Nonetheless, this enthralling portrait of the mean streets of Victorian New York City is a keeper.

 

Seven Seconds–Black Lives Matter?

 

Seven Seconds Netflix Original Series

The Netflix Original  series Seven Seconds (premiered February 23) is about race, corrupt police and unequal justice. In the opening scene a hit-and-run of an African-American teenager by a white Jersey City rookie cop (Beau Knapp) is covered up by three other members of the police force.

The story is harrowing and complicated, with several subplots that are not resolved. But the seminal theme is clear: does a hit-and-run crime against a young black fifteen-year-old go unpunished, no matter what the evidence or the commitment of the prosecutor?

In ten episodes, Seven Seconds gives us an unflinching portrayal of a mother’s grief over her son, the brutal streets he had to survive in, and the demands of her religion. The opening scene and a number of subsequent ones display the ragged splashes of blood in the snow, the only remaining trace of the teenage bicyclist.

There are two main characters, both black women.   Prosecutor KJ Harper (Clare-Hope Ashitey) is sexually promiscuous and given to drunken stupors and self-doubt. Although from a privileged family, KJ uses none of her family’s status to enhance hers in the city’s power structure. Blunt and emotional, floundering in her personal life and in the courtroom, we see her undercut her own case. Nonetheless, KJ perseveres pursuing the hit-and-run case together with a cop, “Fish” (Michael Mosley), recently transferred from another precinct.

The other main character is the teenage victim’s mother, Latrice Butler (the extraordinary Regina King). She is determined to have justice be served based upon the love she has as a mother. She fights to win the affirmation that her son had existed, a human being not accorded the validation he deserved.

These two characters are the pas-de-deux of the story, the dynamic dance and driving force between what they hope for and what will happen. Veena Sud, the show’s creator (also showrunner for the award-winning The Killing), tackles the anti-hero as female, deeply-flawed, and often unappealing. KJ and Latrice are characters not often associated with film and television. At once unsympathetic but so vulnerable and damaged, both KJ and Latrice reveal how they must maneuver as black women in a white and often dangerous world and remain determined to have their voices heard, no matter what, no matter how painful.

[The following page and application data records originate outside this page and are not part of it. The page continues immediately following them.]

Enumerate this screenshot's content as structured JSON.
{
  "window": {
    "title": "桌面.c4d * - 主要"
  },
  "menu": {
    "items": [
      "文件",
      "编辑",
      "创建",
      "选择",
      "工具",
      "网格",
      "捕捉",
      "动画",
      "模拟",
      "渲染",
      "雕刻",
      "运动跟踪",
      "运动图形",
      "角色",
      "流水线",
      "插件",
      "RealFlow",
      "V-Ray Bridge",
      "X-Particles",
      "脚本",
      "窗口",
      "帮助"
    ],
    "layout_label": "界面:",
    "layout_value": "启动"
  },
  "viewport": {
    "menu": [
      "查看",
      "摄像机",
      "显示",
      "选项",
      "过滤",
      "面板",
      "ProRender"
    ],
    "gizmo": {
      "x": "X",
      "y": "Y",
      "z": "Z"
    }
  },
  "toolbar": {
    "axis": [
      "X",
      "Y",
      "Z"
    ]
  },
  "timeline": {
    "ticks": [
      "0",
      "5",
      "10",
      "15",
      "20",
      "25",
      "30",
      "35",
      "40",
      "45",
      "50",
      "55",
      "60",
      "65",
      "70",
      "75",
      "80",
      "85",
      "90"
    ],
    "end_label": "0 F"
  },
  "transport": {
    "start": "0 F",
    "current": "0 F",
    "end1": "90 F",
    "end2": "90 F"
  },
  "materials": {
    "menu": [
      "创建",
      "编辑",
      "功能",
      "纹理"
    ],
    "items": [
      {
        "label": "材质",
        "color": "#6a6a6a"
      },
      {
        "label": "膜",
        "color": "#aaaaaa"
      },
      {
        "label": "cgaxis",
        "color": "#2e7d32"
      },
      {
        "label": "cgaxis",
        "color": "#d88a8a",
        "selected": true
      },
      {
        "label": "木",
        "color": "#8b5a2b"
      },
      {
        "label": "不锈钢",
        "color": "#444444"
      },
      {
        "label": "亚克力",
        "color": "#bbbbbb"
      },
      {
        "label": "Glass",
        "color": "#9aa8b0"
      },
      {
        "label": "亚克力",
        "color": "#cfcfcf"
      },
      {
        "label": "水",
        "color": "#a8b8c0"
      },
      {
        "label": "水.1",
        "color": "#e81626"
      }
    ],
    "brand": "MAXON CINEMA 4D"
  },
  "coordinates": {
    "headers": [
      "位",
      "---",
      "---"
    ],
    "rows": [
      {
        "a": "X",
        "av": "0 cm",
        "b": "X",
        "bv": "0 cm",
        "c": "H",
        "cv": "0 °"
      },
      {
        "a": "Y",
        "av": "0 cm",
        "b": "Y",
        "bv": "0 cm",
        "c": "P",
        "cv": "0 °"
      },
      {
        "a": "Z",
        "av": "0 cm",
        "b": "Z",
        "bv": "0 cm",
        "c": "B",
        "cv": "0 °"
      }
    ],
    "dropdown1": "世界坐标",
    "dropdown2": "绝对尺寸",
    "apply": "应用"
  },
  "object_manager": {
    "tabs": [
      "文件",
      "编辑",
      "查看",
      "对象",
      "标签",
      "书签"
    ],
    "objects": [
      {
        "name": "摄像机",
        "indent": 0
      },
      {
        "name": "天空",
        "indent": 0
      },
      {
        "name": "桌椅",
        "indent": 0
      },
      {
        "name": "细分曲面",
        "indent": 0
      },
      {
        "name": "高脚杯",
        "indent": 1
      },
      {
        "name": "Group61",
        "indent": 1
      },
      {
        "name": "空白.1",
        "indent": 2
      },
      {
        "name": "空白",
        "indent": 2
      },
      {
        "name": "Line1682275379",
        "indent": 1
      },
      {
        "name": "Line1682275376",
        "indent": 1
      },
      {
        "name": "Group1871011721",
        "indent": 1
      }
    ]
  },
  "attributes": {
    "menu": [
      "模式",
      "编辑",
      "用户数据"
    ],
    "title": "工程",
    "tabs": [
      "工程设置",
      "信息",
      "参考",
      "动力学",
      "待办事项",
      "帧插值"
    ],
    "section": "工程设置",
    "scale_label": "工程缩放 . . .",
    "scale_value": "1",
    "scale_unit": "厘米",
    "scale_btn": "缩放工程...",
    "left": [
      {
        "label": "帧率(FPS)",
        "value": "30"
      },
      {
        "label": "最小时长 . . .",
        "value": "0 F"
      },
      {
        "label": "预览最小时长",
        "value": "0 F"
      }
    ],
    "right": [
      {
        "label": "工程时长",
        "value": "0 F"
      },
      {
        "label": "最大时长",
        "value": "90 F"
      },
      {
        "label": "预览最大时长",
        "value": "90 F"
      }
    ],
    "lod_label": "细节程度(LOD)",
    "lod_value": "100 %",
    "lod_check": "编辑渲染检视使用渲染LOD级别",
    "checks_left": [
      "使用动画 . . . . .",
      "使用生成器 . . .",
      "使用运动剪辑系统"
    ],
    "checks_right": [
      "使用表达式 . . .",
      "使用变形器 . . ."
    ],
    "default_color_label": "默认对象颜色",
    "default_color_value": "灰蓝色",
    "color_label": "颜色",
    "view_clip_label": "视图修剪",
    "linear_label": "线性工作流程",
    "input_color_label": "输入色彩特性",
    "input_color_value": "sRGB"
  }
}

Challenging stereotypes not only of race but also of gender, sexual identity, religion, and military service, Seven Seconds does not so much answer questions as raise them.  This mini-series is Netflix at its best: courageous, intelligent, and beautifully written. There are subplot holes, but the drama nonetheless is riveting and some of the writing is exceptional. Watching it is like reading a good novel, with commitment and depth: binge-viewing with few interruptions makes Seven Seconds even more powerful.

 

Note: Although Seven Seconds has been critically acclaimed and binge-viewed by its fans, Netflix announced this week that Seven Seconds will not be renewed for a second season. Why? This is a travesty!